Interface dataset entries
Segment Open
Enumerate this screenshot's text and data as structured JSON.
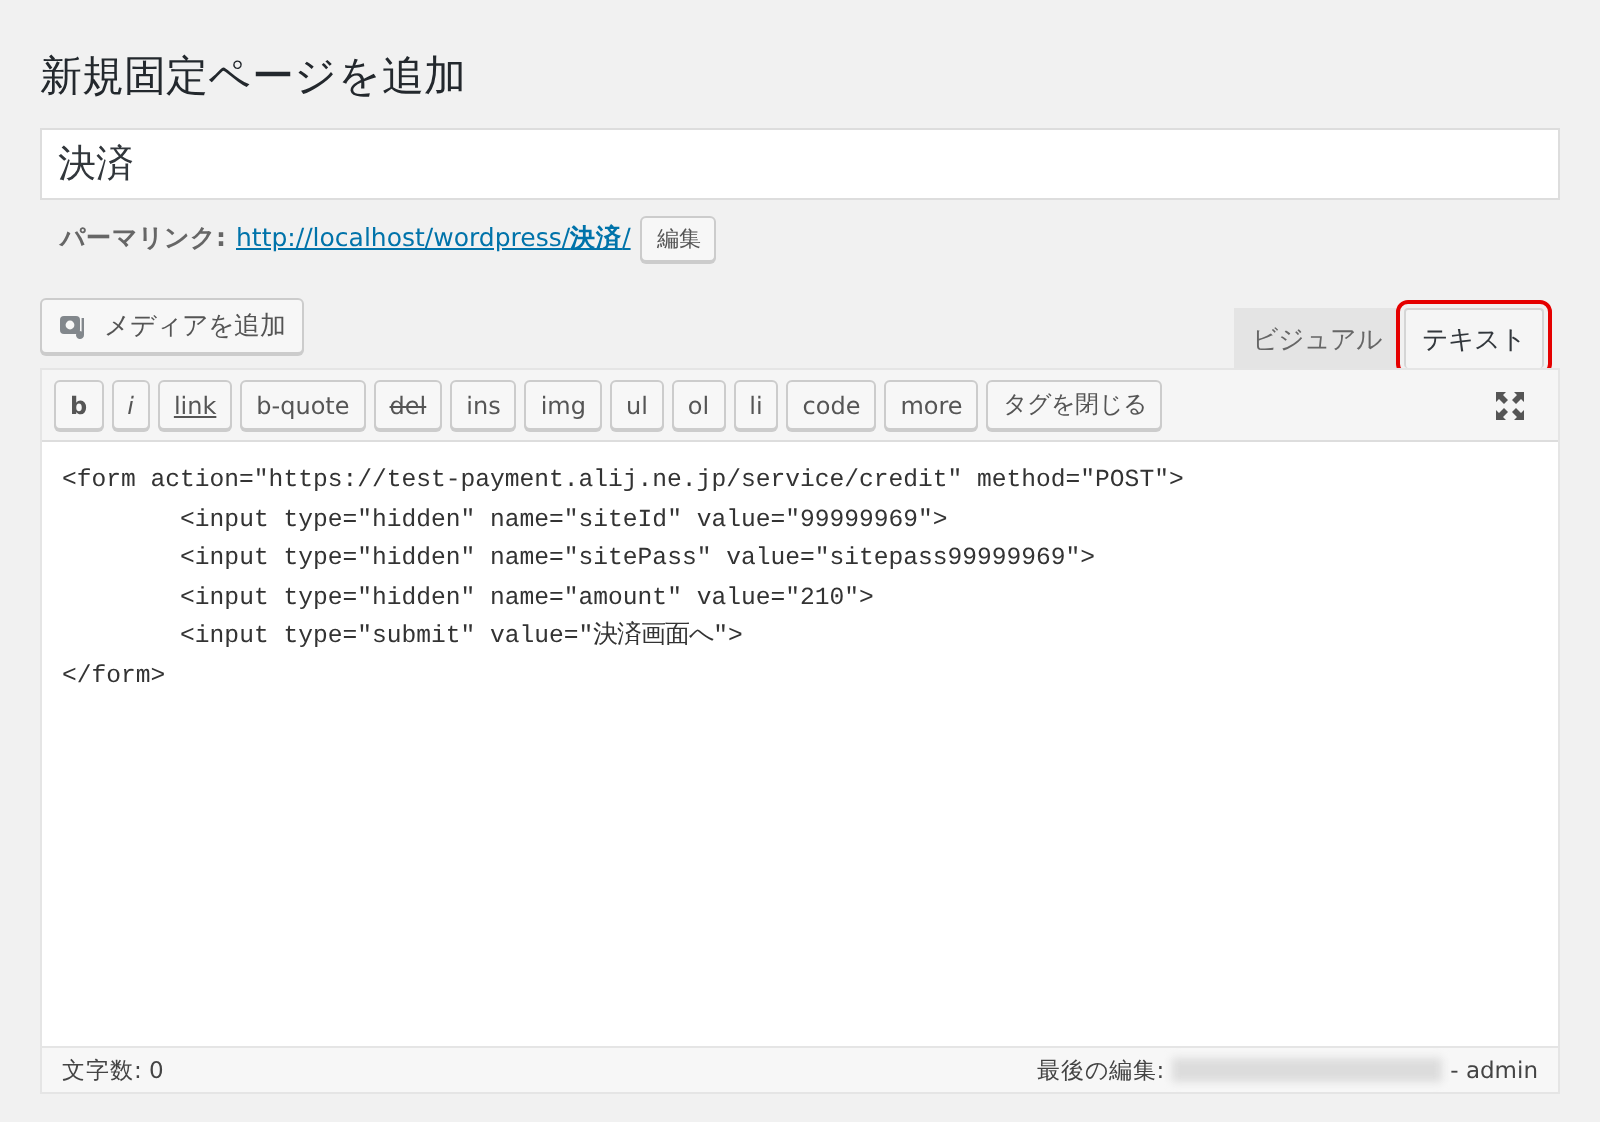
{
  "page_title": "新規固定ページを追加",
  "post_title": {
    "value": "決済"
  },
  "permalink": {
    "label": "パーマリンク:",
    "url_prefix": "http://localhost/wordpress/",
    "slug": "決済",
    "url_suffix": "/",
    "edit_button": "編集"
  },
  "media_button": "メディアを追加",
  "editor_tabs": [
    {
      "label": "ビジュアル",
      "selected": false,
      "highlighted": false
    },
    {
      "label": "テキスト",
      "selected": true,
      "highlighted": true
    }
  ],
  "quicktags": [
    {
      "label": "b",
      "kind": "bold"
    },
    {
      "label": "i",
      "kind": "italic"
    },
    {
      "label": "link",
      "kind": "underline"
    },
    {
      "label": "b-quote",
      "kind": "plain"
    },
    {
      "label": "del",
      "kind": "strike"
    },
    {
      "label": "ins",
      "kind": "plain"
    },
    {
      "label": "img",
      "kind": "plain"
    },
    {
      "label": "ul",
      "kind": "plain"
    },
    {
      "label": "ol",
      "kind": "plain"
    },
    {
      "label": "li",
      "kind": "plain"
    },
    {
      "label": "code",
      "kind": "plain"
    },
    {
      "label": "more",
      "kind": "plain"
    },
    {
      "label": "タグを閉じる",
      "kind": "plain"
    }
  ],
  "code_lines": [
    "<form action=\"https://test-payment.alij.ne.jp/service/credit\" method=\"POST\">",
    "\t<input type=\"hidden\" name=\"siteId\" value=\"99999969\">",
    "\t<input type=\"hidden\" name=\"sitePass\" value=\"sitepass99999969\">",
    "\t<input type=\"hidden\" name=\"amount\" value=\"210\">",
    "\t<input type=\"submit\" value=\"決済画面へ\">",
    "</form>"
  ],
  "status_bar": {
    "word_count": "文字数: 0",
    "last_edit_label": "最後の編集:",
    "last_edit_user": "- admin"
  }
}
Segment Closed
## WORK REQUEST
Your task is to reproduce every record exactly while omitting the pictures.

## EXERCISE RESPONSE
Enumerate this screenshot's text and data as structured JSON.
{
  "page_title": "新規固定ページを追加",
  "post_title": {
    "value": "決済"
  },
  "permalink": {
    "label": "パーマリンク:",
    "url_prefix": "http://localhost/wordpress/",
    "slug": "決済",
    "url_suffix": "/",
    "edit_button": "編集"
  },
  "media_button": "メディアを追加",
  "editor_tabs": [
    {
      "label": "ビジュアル",
      "selected": false,
      "highlighted": false
    },
    {
      "label": "テキスト",
      "selected": true,
      "highlighted": true
    }
  ],
  "quicktags": [
    {
      "label": "b",
      "kind": "bold"
    },
    {
      "label": "i",
      "kind": "italic"
    },
    {
      "label": "link",
      "kind": "underline"
    },
    {
      "label": "b-quote",
      "kind": "plain"
    },
    {
      "label": "del",
      "kind": "strike"
    },
    {
      "label": "ins",
      "kind": "plain"
    },
    {
      "label": "img",
      "kind": "plain"
    },
    {
      "label": "ul",
      "kind": "plain"
    },
    {
      "label": "ol",
      "kind": "plain"
    },
    {
      "label": "li",
      "kind": "plain"
    },
    {
      "label": "code",
      "kind": "plain"
    },
    {
      "label": "more",
      "kind": "plain"
    },
    {
      "label": "タグを閉じる",
      "kind": "plain"
    }
  ],
  "code_lines": [
    "<form action=\"https://test-payment.alij.ne.jp/service/credit\" method=\"POST\">",
    "\t<input type=\"hidden\" name=\"siteId\" value=\"99999969\">",
    "\t<input type=\"hidden\" name=\"sitePass\" value=\"sitepass99999969\">",
    "\t<input type=\"hidden\" name=\"amount\" value=\"210\">",
    "\t<input type=\"submit\" value=\"決済画面へ\">",
    "</form>"
  ],
  "status_bar": {
    "word_count": "文字数: 0",
    "last_edit_label": "最後の編集:",
    "last_edit_user": "- admin"
  }
}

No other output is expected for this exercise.